Segment Start: Record set

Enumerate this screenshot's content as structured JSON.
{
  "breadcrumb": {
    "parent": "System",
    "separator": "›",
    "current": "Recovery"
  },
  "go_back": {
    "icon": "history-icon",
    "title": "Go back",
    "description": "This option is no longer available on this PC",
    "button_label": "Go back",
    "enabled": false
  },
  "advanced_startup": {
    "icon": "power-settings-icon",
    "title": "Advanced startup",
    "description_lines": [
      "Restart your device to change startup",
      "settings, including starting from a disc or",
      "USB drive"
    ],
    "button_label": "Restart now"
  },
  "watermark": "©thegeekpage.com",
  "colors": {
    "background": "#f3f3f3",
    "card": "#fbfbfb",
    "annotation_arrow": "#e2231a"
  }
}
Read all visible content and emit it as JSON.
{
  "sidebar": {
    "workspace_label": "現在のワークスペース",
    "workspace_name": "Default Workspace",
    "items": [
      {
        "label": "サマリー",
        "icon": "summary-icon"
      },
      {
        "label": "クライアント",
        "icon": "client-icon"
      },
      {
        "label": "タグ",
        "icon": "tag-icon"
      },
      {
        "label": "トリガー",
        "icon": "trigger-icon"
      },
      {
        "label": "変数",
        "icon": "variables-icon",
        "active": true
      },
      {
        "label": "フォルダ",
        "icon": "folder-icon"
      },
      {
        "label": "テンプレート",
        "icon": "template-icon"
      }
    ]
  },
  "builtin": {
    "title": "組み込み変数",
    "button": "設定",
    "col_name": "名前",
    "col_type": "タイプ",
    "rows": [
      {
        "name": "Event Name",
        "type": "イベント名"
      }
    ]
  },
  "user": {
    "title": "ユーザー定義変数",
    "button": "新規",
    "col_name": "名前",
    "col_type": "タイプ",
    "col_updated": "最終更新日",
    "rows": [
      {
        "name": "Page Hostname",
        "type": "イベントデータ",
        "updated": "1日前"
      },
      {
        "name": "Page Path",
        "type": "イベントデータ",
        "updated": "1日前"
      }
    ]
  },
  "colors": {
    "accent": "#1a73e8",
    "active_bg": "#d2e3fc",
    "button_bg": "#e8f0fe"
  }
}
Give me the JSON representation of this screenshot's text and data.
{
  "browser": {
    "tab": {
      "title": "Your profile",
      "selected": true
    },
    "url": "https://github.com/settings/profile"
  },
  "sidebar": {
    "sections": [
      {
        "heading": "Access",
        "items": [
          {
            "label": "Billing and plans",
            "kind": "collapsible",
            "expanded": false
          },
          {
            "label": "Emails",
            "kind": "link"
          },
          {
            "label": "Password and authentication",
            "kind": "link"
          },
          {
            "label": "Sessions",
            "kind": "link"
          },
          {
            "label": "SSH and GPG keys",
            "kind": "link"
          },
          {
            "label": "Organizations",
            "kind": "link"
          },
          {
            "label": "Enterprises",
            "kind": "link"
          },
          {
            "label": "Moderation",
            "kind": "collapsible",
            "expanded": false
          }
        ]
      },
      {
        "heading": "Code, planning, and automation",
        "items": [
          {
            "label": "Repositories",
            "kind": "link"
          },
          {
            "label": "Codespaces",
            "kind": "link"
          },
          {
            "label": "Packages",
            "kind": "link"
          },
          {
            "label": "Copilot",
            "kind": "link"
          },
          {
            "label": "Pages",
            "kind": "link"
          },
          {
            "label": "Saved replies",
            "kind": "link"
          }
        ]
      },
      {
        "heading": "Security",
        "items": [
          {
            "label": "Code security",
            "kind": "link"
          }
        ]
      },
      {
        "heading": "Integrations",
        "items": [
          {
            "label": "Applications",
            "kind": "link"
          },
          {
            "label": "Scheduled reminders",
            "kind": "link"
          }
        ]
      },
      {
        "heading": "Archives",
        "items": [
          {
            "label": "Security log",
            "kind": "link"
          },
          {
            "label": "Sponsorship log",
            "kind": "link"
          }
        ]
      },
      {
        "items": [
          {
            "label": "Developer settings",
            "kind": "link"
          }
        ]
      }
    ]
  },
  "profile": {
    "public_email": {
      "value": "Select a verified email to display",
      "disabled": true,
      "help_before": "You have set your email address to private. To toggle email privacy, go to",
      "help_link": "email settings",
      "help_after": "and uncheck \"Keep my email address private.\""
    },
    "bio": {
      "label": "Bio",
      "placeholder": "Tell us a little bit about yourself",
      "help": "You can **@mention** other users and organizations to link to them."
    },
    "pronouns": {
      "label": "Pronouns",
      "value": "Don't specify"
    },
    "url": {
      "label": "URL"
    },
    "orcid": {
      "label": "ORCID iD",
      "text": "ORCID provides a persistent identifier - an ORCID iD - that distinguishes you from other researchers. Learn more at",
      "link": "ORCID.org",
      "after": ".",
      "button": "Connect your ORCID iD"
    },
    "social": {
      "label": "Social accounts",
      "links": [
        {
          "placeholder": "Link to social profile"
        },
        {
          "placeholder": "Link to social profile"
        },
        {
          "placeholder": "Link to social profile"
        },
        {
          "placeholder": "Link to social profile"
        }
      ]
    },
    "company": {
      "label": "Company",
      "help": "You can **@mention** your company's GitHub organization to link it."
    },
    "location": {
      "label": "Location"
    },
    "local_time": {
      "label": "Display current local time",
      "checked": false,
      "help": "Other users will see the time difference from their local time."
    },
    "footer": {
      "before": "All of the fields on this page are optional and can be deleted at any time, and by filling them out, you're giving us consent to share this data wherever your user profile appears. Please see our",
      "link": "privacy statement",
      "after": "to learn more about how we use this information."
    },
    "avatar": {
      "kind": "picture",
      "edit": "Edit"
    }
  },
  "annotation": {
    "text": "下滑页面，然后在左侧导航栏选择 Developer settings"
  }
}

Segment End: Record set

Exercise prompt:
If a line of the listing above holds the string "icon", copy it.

Written solution:
    "icon": "history-icon",
    "icon": "power-settings-icon",
        "icon": "summary-icon"
        "icon": "client-icon"
        "icon": "tag-icon"
        "icon": "trigger-icon"
        "icon": "variables-icon",
        "icon": "folder-icon"
        "icon": "template-icon"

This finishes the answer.